Next you want to choose a complimentary colour for the inner layer of your petals. I chose white.

Cut a piece of that complimentary paper in half. Fold if in half again two more times. Draw another heart on the paper and cut along the lines.

This should give you eight inner petals. You can use all eight, but I found four to be more than sufficient. I used the other four on my second flower.

At this point I let Logan decorate his petals. He isn't quite into the colouring yet. He prefers to put the crayons in his mouth, but he did a pretty good job anyway. And Terry loves the effort.

Take all of your petals and put a small hole in the bottom of the heart. Depending on the size of the Brad, you will need larger or smaller holes. Just make sure that when you insert the fastener, the petals are still able to move around and be shaped. You want your sweetheart to be able to read the message you place on the petals.

A one-hole punch is the perfect trick to accomplish this task if you have large enough Brads. I opted for heart-shaped ones and they were too small for that, so I had to wing it.

At this point, you can write a heartfelt message on the petals. Because Logan was helping, I couldn't get into too much detail for mine. I put one word on each petal: "To my soul-mate Terry, love from Tawny" and "To the world's greatest Dad, Love from Logan."

You can, however, place poetry, or a long love letter on the petals. The flowers look really beautiful with lots of words on each petal. If you don't have a baby around, you can even decorate the petals with glitter pen! If you do have children around, crayola works just as well and contains just as much love!

Next, you want to insert the brad. First take the inner petals and insert the brad through the holes you made.

Next, arrange the outer petals (the ones with your message) in order and insert the brad so that the start of your message is on top.

Fan the petals out so that they resemble a flower.

Now all you need is a stem. That we make from pipe cleaner. You can also use fancy wire to make the stem if you want a more professional look. I used pipe cleaner mainly because when I was in Michael's with Terry the other day, he mentioned that pipe cleaner reminded him of when he was a kid.

Choose a colour for your stem. Logan chose silver and I opted for the traditional green. Take two pieces of pipe cleaner (so you can mix and match if you choose), and wind them around each other. This gives strength to the stem.

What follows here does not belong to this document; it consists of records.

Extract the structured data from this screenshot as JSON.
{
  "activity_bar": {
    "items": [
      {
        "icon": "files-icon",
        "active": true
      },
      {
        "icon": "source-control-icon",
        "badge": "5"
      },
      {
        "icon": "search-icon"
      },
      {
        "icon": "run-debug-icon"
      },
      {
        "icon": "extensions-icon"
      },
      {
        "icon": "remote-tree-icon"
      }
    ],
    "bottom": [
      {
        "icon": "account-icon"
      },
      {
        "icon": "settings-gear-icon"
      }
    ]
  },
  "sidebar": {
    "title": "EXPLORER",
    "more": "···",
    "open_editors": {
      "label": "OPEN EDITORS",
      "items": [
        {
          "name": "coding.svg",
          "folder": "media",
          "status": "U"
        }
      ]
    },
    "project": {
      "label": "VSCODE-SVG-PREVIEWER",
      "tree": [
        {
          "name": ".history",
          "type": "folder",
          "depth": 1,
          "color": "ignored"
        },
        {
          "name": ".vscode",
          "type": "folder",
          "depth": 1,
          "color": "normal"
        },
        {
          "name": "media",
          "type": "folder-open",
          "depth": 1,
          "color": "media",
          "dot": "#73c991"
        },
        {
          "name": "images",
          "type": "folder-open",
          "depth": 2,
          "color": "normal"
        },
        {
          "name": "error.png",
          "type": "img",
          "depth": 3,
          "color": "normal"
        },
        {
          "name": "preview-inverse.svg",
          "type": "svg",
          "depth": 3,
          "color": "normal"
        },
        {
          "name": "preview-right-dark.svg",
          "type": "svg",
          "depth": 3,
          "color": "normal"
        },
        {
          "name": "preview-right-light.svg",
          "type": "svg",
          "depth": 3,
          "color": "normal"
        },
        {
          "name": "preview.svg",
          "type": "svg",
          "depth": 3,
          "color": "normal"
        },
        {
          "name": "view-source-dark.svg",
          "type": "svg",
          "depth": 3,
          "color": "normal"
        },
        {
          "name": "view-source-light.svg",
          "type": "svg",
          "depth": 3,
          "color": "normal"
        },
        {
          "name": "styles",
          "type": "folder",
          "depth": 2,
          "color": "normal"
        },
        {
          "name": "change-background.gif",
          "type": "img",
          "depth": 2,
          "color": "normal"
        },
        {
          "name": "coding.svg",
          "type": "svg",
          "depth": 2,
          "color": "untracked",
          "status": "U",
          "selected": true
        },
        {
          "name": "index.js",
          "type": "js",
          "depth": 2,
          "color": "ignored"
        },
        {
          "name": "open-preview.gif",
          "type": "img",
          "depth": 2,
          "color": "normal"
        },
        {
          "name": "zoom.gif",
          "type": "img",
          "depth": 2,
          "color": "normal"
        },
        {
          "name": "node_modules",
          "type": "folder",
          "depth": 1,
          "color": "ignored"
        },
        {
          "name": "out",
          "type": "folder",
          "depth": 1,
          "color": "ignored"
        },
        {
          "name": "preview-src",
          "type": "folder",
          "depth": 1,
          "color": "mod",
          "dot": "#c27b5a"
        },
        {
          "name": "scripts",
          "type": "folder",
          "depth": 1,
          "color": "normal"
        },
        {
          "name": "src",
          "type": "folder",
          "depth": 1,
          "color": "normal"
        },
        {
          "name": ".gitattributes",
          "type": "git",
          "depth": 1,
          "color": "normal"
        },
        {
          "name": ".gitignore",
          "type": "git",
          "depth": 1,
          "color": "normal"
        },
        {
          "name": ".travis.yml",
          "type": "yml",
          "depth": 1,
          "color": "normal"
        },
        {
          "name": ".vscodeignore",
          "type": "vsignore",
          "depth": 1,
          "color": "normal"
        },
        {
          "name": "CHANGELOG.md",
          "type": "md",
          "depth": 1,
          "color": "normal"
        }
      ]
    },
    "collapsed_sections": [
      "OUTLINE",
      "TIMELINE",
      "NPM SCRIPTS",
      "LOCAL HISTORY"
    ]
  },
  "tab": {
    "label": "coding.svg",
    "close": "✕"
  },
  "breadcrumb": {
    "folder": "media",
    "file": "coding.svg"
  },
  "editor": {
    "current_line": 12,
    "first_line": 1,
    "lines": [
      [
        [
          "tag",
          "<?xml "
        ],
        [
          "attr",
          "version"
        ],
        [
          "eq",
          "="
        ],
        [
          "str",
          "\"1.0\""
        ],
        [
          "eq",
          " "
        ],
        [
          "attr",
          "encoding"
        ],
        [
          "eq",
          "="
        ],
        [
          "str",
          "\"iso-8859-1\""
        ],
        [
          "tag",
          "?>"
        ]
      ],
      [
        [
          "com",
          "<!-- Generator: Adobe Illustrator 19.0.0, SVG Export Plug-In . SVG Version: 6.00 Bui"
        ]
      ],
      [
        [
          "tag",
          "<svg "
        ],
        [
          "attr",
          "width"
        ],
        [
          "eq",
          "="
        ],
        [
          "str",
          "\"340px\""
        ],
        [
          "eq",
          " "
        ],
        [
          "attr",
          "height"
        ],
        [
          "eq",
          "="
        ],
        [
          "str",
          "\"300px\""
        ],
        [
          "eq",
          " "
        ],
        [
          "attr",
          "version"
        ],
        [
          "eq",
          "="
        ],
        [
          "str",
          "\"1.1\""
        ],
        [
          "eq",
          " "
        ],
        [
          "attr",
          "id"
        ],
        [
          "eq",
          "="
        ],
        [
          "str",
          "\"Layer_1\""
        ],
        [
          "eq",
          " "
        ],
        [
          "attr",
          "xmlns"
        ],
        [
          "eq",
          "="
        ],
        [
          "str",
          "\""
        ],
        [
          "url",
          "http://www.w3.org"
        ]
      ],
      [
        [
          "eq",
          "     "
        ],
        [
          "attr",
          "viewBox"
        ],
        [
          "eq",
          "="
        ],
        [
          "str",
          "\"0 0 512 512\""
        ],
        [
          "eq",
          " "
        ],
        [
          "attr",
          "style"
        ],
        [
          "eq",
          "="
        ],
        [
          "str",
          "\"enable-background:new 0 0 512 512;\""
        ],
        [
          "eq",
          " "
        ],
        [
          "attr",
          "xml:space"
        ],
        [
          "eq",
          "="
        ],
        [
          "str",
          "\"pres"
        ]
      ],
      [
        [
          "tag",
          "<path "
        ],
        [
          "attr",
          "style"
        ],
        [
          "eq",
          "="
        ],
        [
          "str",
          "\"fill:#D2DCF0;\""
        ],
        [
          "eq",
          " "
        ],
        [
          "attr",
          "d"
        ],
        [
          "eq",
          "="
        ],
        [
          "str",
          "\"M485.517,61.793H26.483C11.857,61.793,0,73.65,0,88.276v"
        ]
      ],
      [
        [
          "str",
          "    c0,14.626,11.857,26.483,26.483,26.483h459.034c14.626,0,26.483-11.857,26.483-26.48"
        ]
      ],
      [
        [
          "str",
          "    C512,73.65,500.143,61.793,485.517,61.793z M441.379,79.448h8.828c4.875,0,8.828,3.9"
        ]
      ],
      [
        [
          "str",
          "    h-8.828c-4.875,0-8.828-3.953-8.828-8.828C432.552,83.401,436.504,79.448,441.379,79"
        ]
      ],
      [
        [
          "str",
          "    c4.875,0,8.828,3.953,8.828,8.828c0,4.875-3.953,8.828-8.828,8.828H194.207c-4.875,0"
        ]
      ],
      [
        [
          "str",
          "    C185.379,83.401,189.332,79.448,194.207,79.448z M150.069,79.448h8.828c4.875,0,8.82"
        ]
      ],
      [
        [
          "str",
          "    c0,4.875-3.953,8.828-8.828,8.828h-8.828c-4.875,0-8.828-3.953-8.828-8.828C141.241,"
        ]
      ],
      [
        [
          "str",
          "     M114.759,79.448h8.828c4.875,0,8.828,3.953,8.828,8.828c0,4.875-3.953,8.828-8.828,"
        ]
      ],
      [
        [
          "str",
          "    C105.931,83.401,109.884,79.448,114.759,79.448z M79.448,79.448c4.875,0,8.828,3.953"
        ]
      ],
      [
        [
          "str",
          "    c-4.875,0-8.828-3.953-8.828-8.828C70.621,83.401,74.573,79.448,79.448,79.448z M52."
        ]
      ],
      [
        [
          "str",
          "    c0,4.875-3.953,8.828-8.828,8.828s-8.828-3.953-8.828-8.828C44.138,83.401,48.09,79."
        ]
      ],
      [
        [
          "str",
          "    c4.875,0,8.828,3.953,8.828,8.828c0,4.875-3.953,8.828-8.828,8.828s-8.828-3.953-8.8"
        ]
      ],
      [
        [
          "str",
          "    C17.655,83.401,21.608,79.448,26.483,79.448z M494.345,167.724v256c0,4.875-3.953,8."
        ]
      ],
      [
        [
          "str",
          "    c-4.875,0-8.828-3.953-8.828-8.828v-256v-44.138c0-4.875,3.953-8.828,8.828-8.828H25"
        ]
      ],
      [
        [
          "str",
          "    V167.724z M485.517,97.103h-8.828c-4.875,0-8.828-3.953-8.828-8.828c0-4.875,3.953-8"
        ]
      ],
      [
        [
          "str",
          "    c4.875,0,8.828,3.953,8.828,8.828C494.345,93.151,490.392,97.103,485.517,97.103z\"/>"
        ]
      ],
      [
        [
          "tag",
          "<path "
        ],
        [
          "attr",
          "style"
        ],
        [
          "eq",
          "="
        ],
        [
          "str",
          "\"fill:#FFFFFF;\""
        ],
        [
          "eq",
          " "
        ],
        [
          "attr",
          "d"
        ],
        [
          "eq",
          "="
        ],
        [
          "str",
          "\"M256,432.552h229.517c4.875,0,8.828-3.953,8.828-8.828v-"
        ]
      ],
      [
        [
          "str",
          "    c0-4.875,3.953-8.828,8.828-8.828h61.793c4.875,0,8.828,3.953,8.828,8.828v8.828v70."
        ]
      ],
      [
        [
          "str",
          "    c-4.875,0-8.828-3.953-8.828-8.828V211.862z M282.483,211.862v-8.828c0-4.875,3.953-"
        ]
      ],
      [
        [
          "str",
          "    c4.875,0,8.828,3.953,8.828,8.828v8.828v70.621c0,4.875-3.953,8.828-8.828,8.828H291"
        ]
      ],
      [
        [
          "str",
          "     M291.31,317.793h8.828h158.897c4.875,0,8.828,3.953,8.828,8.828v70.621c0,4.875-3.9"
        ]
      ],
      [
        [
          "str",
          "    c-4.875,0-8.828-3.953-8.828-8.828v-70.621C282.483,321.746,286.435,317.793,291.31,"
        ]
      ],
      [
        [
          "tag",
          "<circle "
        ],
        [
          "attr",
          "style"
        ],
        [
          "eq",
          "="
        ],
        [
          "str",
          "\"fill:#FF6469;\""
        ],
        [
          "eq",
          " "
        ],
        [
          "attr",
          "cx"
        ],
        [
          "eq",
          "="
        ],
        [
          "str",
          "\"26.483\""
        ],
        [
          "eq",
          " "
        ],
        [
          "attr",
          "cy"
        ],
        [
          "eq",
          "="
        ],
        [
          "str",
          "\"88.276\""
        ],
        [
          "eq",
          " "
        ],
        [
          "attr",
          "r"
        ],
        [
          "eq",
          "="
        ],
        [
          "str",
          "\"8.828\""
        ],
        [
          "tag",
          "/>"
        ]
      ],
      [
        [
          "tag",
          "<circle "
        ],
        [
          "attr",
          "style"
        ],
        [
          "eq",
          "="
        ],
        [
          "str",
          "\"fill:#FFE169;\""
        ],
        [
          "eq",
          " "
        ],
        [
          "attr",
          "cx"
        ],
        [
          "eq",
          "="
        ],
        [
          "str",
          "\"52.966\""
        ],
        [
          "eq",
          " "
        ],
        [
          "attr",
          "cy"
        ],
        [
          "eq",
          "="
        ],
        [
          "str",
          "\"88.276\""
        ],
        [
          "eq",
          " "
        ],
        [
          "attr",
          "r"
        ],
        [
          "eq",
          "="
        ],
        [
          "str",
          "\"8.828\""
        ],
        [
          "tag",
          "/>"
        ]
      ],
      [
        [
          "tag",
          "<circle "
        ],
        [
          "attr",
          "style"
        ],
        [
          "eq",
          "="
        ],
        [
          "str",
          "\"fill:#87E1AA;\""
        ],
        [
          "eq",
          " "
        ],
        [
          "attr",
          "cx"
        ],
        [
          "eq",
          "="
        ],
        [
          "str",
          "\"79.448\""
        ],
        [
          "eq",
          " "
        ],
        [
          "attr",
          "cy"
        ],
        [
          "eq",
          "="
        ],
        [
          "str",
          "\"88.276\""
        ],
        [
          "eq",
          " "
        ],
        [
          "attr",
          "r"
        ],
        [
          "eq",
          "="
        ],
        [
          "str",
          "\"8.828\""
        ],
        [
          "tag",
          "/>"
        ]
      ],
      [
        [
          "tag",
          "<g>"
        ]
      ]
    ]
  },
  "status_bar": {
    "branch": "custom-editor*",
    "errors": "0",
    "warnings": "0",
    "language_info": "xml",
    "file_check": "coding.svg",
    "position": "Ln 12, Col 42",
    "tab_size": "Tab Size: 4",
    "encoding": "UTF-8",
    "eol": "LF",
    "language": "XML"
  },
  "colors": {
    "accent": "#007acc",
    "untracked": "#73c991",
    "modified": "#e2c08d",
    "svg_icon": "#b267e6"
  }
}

Next, insert the two ends of the pipe cleaner behind the Brad on the back of your flower. This should hold it in place. In case your Brad was particularly small like mine, you can dab a bit of glue to hold the stem in place. Just make sure the you don't too much glue on the back or your petals won't move!

And voila! You have a perfect, personalized flower to give to your sweetheart.

I even put mine in a vase. Some extra hints: You may spritz the petals with your favourite perfume. That way every time your honey looks at them, they will remind him/her of you.
You can also skip the stem part and attach ribbon instead and place the flower inside your Valentine's Day card.

I apologize for the crappiness of the pictures. I'm no photographer. But they do the trick anyway. You all get the idea.